The premise behind the book is that, behind London, there exists a world very much like London, but also very much different from it. There are different ways to pass between the worlds, but suffice it to say, the London side of things is the London that we know over here, while the Unlundun side is where you find the fantastic creatures and the wild magic. Deeba discovers Unlundun when her friend, Zanna, finds her way over there through the help of some strange happenings due to a prophecy that Zanna will be the one to free Unlundun from the tyranny of the Smog. And, just to be clear, the Smog isn’t just smog; it’s the Smog, sentient and powerful and all together nasty. If the Smog gets its way, then all of Unlundun will be under its power, and after then, it will move and try to do the same to regular London.

There is a lot of detail in this book. The author creates fantastic creature, only to have them serve as a counterpoint to other normality, or to only be in the book for a chapter or two. The ideas and imagination can be a little overwhelming, as the author strives to put as much as possible in his book. As a result, the story suffers slightly as he seems to pay more attention to the detail than he does to the characters. The characterization does suffer, but not only from his attention to the setting; the characters sometimes seem superficial and two-dimensional, even as they’re working toward the greater good to save Unlundun. It’s a strange dichotomy, and while it does detract from the overall feel of the story, it doesn’t slow down the process as you read it.

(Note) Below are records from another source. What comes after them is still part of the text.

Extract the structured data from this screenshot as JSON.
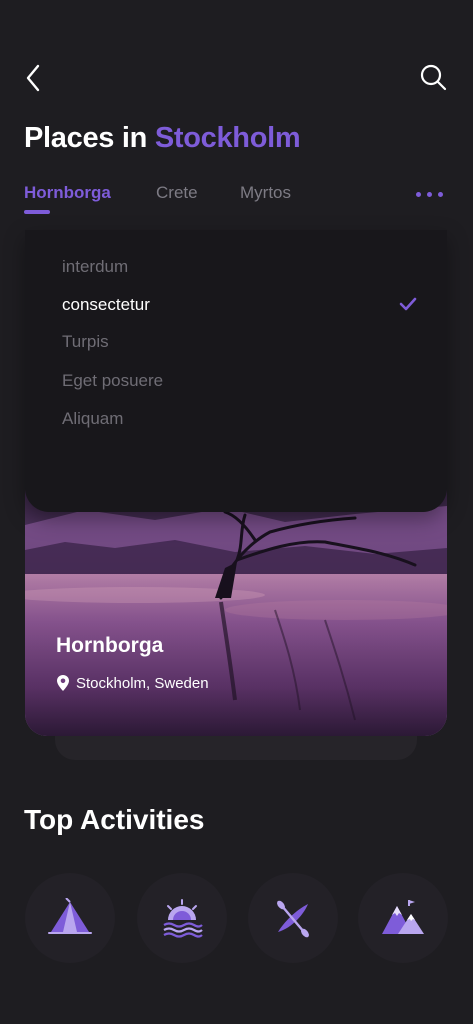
{
  "header": {
    "title_prefix": "Places in",
    "title_accent": "Stockholm"
  },
  "tabs": [
    {
      "label": "Hornborga",
      "active": true
    },
    {
      "label": "Crete",
      "active": false
    },
    {
      "label": "Myrtos",
      "active": false
    }
  ],
  "dropdown": {
    "options": [
      "interdum",
      "consectetur",
      "Turpis",
      "Eget posuere",
      "Aliquam"
    ],
    "selected": "consectetur"
  },
  "place_card": {
    "name": "Hornborga",
    "location": "Stockholm, Sweden"
  },
  "activities": {
    "title": "Top Activities",
    "items": [
      "tent-icon",
      "sunset-icon",
      "kayak-icon",
      "mountain-icon"
    ]
  },
  "colors": {
    "accent": "#7e5cd9",
    "background": "#1e1d21",
    "dropdown_bg": "#18171b",
    "muted_text": "#7d7b84"
  }
}
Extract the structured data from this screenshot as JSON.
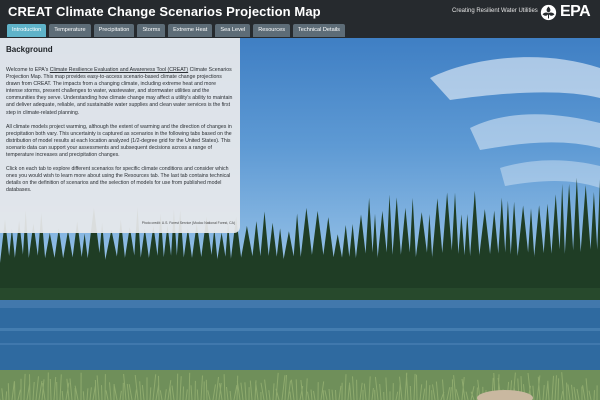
{
  "header": {
    "title": "CREAT Climate Change Scenarios Projection Map",
    "tagline": "Creating Resilient Water Utilities",
    "logo_text": "EPA",
    "logo_icon": "epa-flower-icon"
  },
  "tabs": [
    {
      "label": "Introduction",
      "active": true
    },
    {
      "label": "Temperature",
      "active": false
    },
    {
      "label": "Precipitation",
      "active": false
    },
    {
      "label": "Storms",
      "active": false
    },
    {
      "label": "Extreme Heat",
      "active": false
    },
    {
      "label": "Sea Level",
      "active": false
    },
    {
      "label": "Resources",
      "active": false
    },
    {
      "label": "Technical Details",
      "active": false
    }
  ],
  "panel": {
    "title": "Background",
    "p1_prefix": "Welcome to EPA's ",
    "p1_link": "Climate Resilience Evaluation and Awareness Tool (CREAT)",
    "p1_suffix": " Climate Scenarios Projection Map. This map provides easy-to-access scenario-based climate change projections drawn from CREAT. The impacts from a changing climate, including extreme heat and more intense storms, present challenges to water, wastewater, and stormwater utilities and the communities they serve. Understanding how climate change may affect a utility's ability to maintain and deliver adequate, reliable, and sustainable water supplies and clean water services is the first step in climate-related planning.",
    "p2": "All climate models project warming, although the extent of warming and the direction of changes in precipitation both vary. This uncertainty is captured as scenarios in the following tabs based on the distribution of model results at each location analyzed (1/2-degree grid for the United States). This scenario data can support your assessments and subsequent decisions across a range of temperature increases and precipitation changes.",
    "p3": "Click on each tab to explore different scenarios for specific climate conditions and consider which ones you would wish to learn more about using the Resources tab. The last tab contains technical details on the definition of scenarios and the selection of models for use from published model databases.",
    "credit": "Photo credit: U.S. Forest Service (Modoc National Forest, CA)"
  },
  "colors": {
    "header_bg": "#262a2e",
    "tab_bg": "#5d6c77",
    "tab_active_bg": "#5fb3c9",
    "panel_bg": "#e8eaec"
  }
}
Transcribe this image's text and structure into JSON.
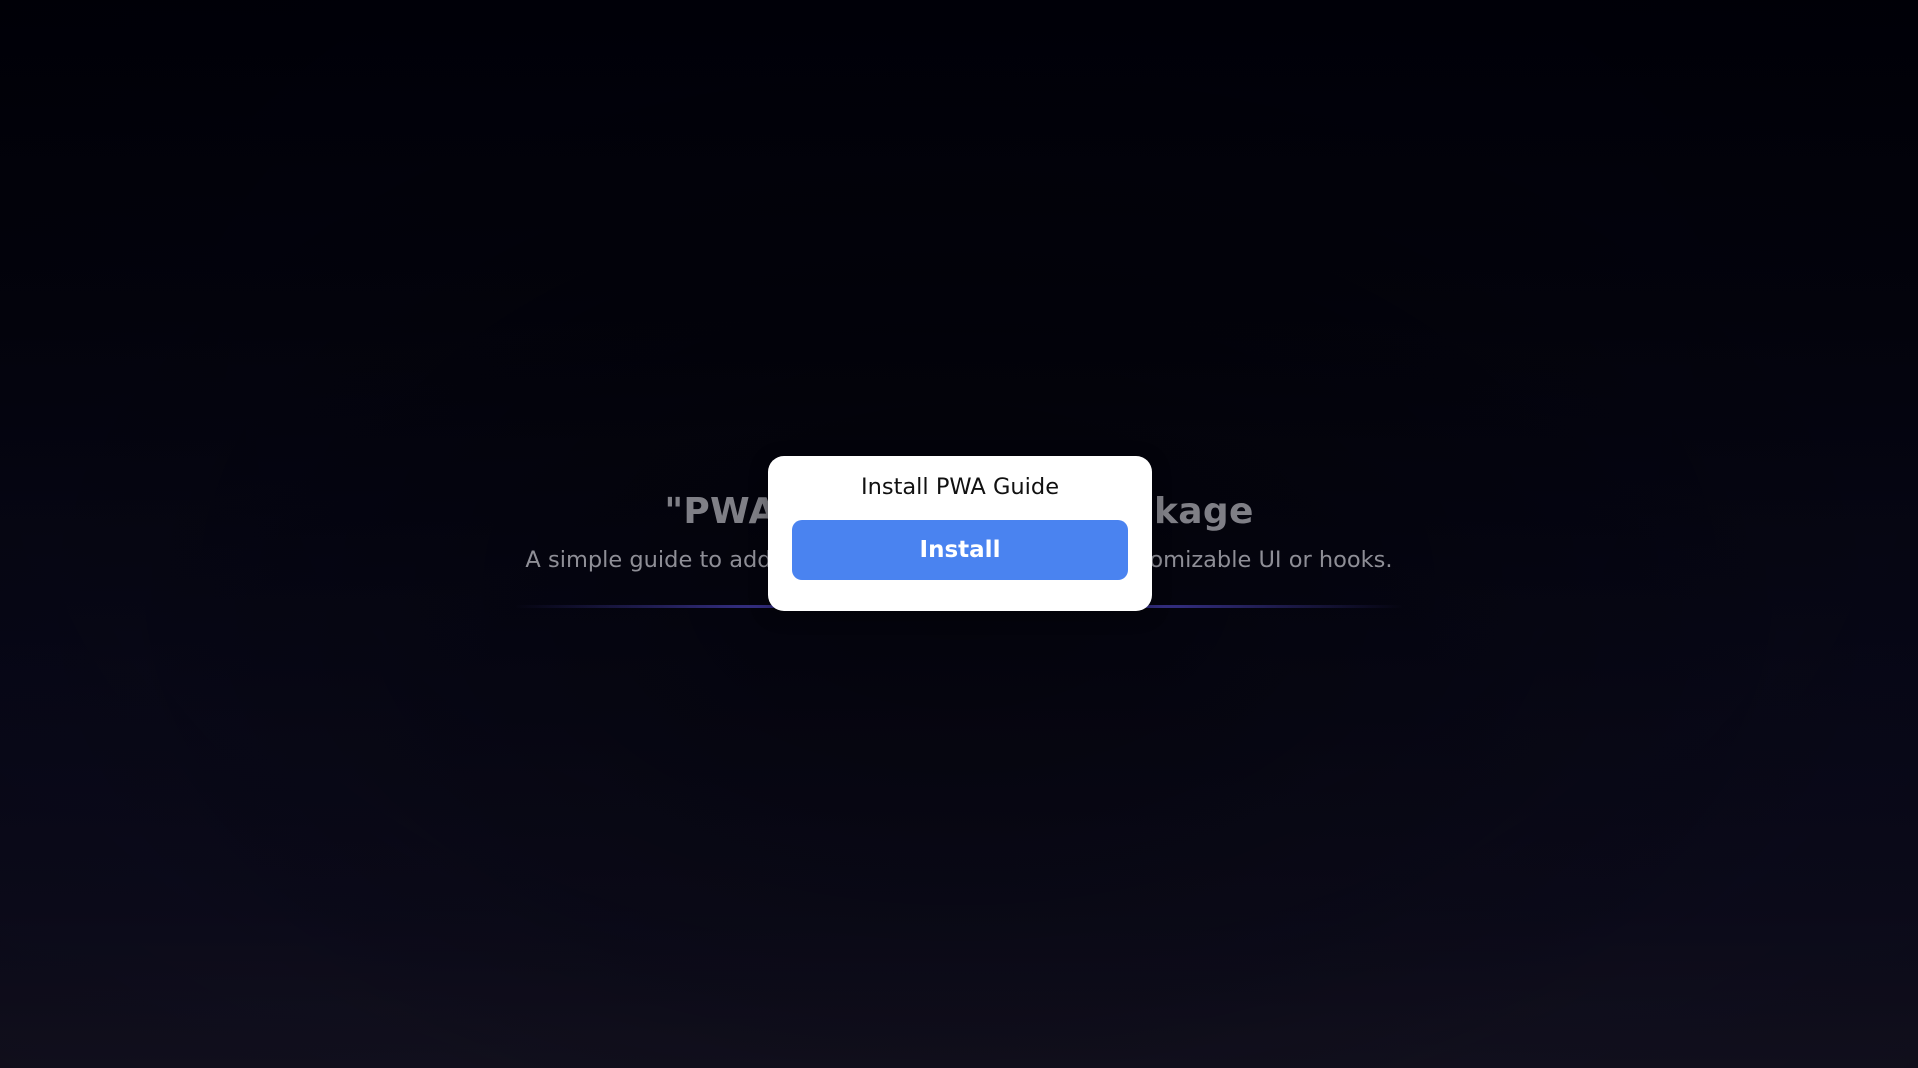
{
  "hero": {
    "title": "\"PWA Install Guide\" Package",
    "subtitle": "A simple guide to add PWA install to your app with customizable UI or hooks."
  },
  "dialog": {
    "title": "Install PWA Guide",
    "install_label": "Install"
  },
  "colors": {
    "accent": "#4a83f0",
    "background": "#03030d",
    "divider": "#3c3696"
  }
}
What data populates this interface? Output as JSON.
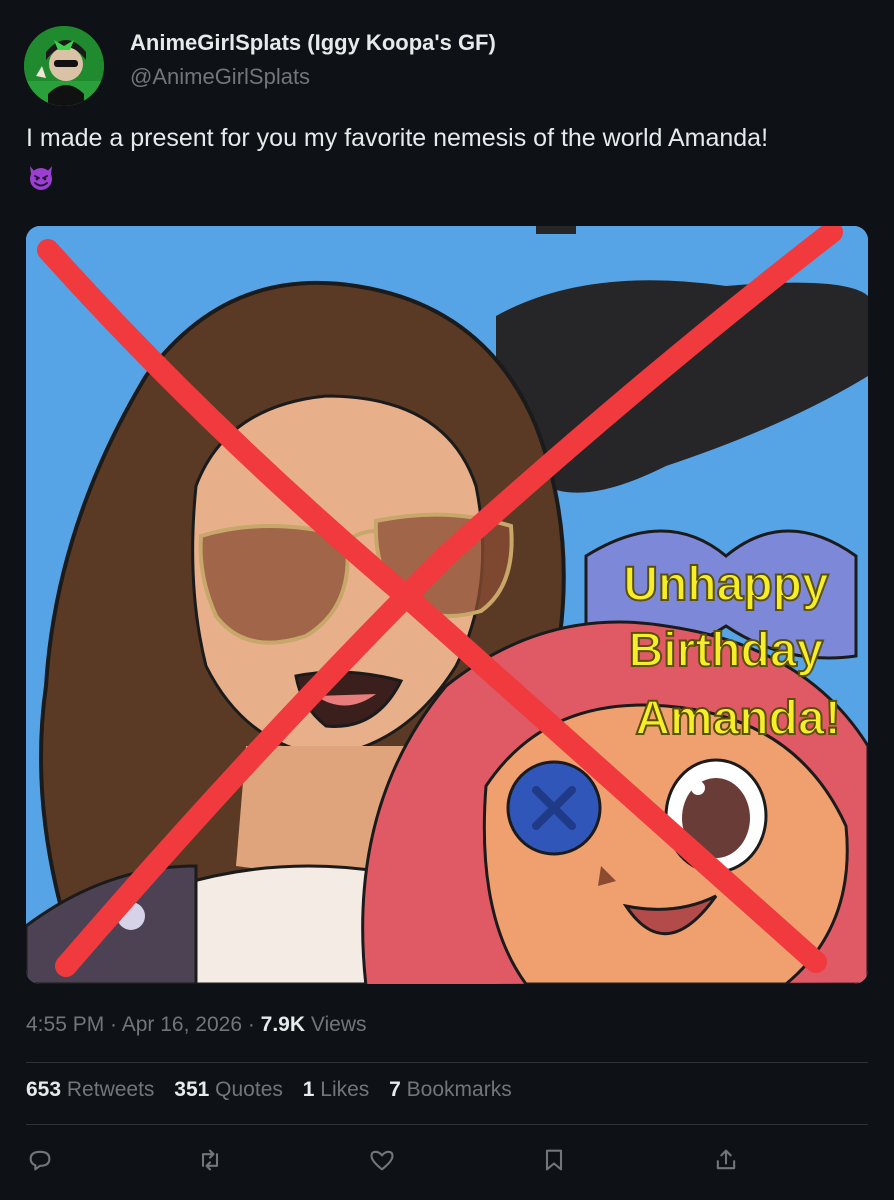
{
  "author": {
    "display_name": "AnimeGirlSplats (Iggy Koopa's GF)",
    "handle": "@AnimeGirlSplats"
  },
  "tweet": {
    "text": "I made a present for you my favorite nemesis of the world Amanda!",
    "emoji": "smiling-face-with-horns"
  },
  "media": {
    "caption_lines": [
      "Unhappy",
      "Birthday",
      "Amanda!"
    ]
  },
  "meta": {
    "time": "4:55 PM",
    "sep1": " · ",
    "date": "Apr 16, 2026",
    "sep2": " · ",
    "views_count": "7.9K",
    "views_label": "Views"
  },
  "stats": {
    "retweets_count": "653",
    "retweets_label": "Retweets",
    "quotes_count": "351",
    "quotes_label": "Quotes",
    "likes_count": "1",
    "likes_label": "Likes",
    "bookmarks_count": "7",
    "bookmarks_label": "Bookmarks"
  },
  "actions": [
    "reply-icon",
    "retweet-icon",
    "like-icon",
    "bookmark-icon",
    "share-icon"
  ],
  "colors": {
    "background": "#0e1115",
    "text_primary": "#e7e9ea",
    "text_secondary": "#71767b",
    "divider": "#2f3336",
    "x_mark": "#f03a3e",
    "caption_yellow": "#f6ee2a"
  }
}
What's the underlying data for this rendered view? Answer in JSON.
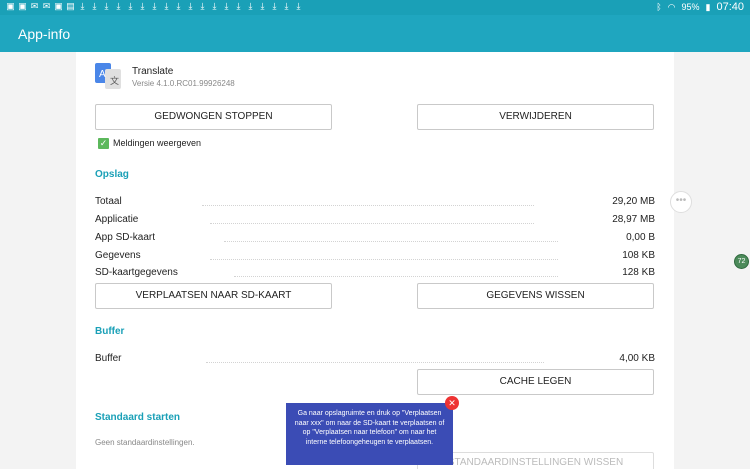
{
  "status_bar": {
    "battery": "95%",
    "time": "07:40"
  },
  "app_bar": {
    "title": "App-info"
  },
  "app": {
    "name": "Translate",
    "version": "Versie 4.1.0.RC01.99926248"
  },
  "actions": {
    "force_stop": "GEDWONGEN STOPPEN",
    "uninstall": "VERWIJDEREN"
  },
  "notifications": {
    "label": "Meldingen weergeven",
    "checked": true
  },
  "storage": {
    "title": "Opslag",
    "rows": [
      {
        "label": "Totaal",
        "value": "29,20 MB"
      },
      {
        "label": "Applicatie",
        "value": "28,97 MB"
      },
      {
        "label": "App SD-kaart",
        "value": "0,00 B"
      },
      {
        "label": "Gegevens",
        "value": "108 KB"
      },
      {
        "label": "SD-kaartgegevens",
        "value": "128 KB"
      }
    ],
    "move_sd": "VERPLAATSEN NAAR SD-KAART",
    "clear_data": "GEGEVENS WISSEN"
  },
  "cache": {
    "title": "Buffer",
    "label": "Buffer",
    "value": "4,00 KB",
    "clear": "CACHE LEGEN"
  },
  "defaults": {
    "title": "Standaard starten",
    "none": "Geen standaardinstellingen.",
    "clear": "STANDAARDINSTELLINGEN WISSEN"
  },
  "tooltip": {
    "text": "Ga naar opslagruimte en druk op \"Verplaatsen naar xxx\" om naar de SD-kaart te verplaatsen of op \"Verplaatsen naar telefoon\" om naar het interne telefoongeheugen te verplaatsen."
  },
  "side_badge": "72"
}
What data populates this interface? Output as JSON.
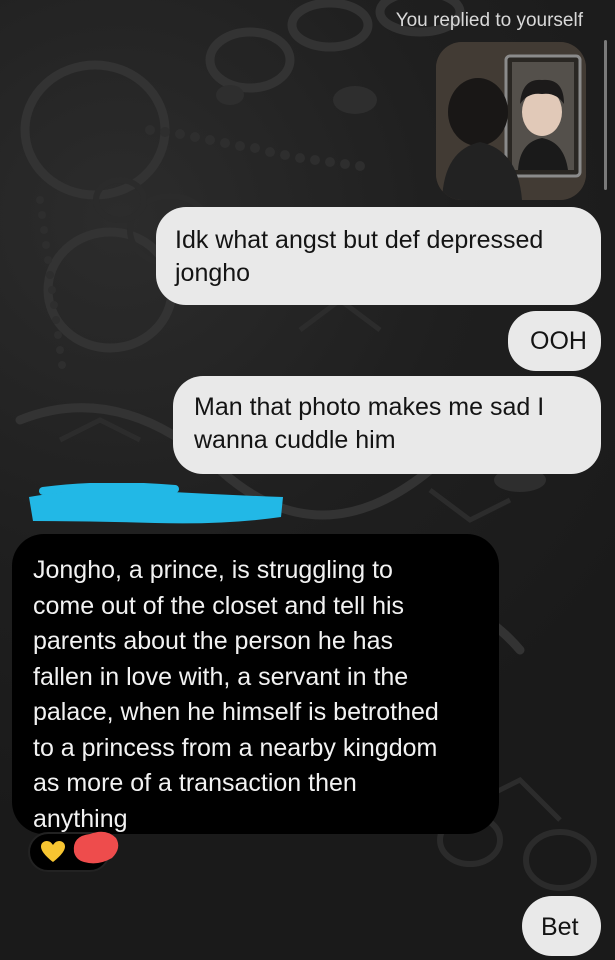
{
  "reply_header": {
    "text": "You replied to yourself"
  },
  "messages": [
    {
      "text": "Idk what angst but def depressed\njongho"
    },
    {
      "text": "OOH"
    },
    {
      "text": "Man that photo makes me sad I\nwanna cuddle him"
    },
    {
      "text": "Jongho, a prince, is struggling to\ncome out of the closet and tell his\nparents about the person he has\nfallen in love with, a servant in the\npalace, when he himself is betrothed\nto a princess from a nearby kingdom\nas more of a transaction then\nanything"
    },
    {
      "text": "Bet"
    }
  ],
  "reaction": {
    "emoji": "yellow-heart-icon"
  },
  "colors": {
    "sent_bubble": "#e9e9e9",
    "received_bubble": "#000000",
    "redaction_blue": "#22b8e6",
    "redaction_red": "#ee4c4c",
    "heart_yellow": "#f7c531"
  }
}
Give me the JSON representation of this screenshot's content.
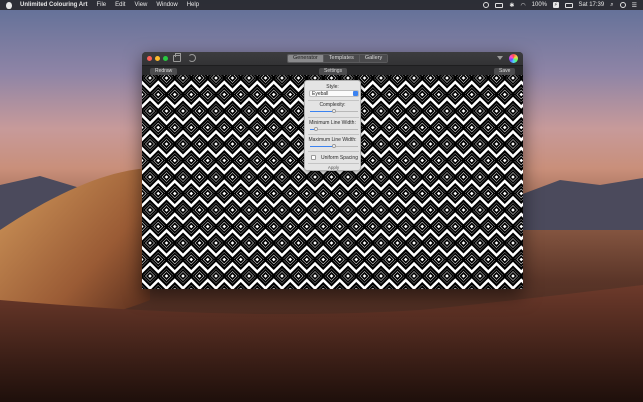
{
  "menubar": {
    "app_name": "Unlimited Colouring Art",
    "menus": [
      "File",
      "Edit",
      "View",
      "Window",
      "Help"
    ],
    "status": {
      "battery_percent": "100%",
      "battery_badge": "⚡",
      "clock": "Sat 17:39"
    },
    "icons": [
      "apple-icon",
      "cloud-icon",
      "airplay-icon",
      "bluetooth-icon",
      "wifi-icon",
      "battery-icon",
      "display-icon",
      "search-icon",
      "siri-icon",
      "notification-center-icon"
    ]
  },
  "window": {
    "tabs": [
      {
        "label": "Generator",
        "active": true
      },
      {
        "label": "Templates",
        "active": false
      },
      {
        "label": "Gallery",
        "active": false
      }
    ],
    "toolbar": {
      "redraw_label": "Redraw",
      "settings_label": "Settings",
      "save_label": "Save"
    },
    "icons": [
      "print-icon",
      "undo-icon",
      "arrow-down-icon",
      "colour-wheel-icon"
    ]
  },
  "settings_popover": {
    "style_label": "Style:",
    "style_value": "Eyeball",
    "complexity_label": "Complexity:",
    "complexity_value": 0.5,
    "min_width_label": "Minimum Line Width:",
    "min_width_value": 0.12,
    "max_width_label": "Maximum Line Width:",
    "max_width_value": 0.5,
    "uniform_label": "Uniform Spacing",
    "uniform_checked": false,
    "apply_label": "Apply"
  },
  "colors": {
    "accent": "#3b82f0",
    "close": "#fc5f57",
    "minimize": "#fdbb2e",
    "maximize": "#27c840"
  }
}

This is primarily a children’s/YA novel, and should be approached as one. Its heavy-handed message and dark overtones make it suitable for readers of any age, but ultimately, it should be viewed as a product of its audience. Nevertheless, readers who like imaginative fiction and creative ideas would not be displeased with the book.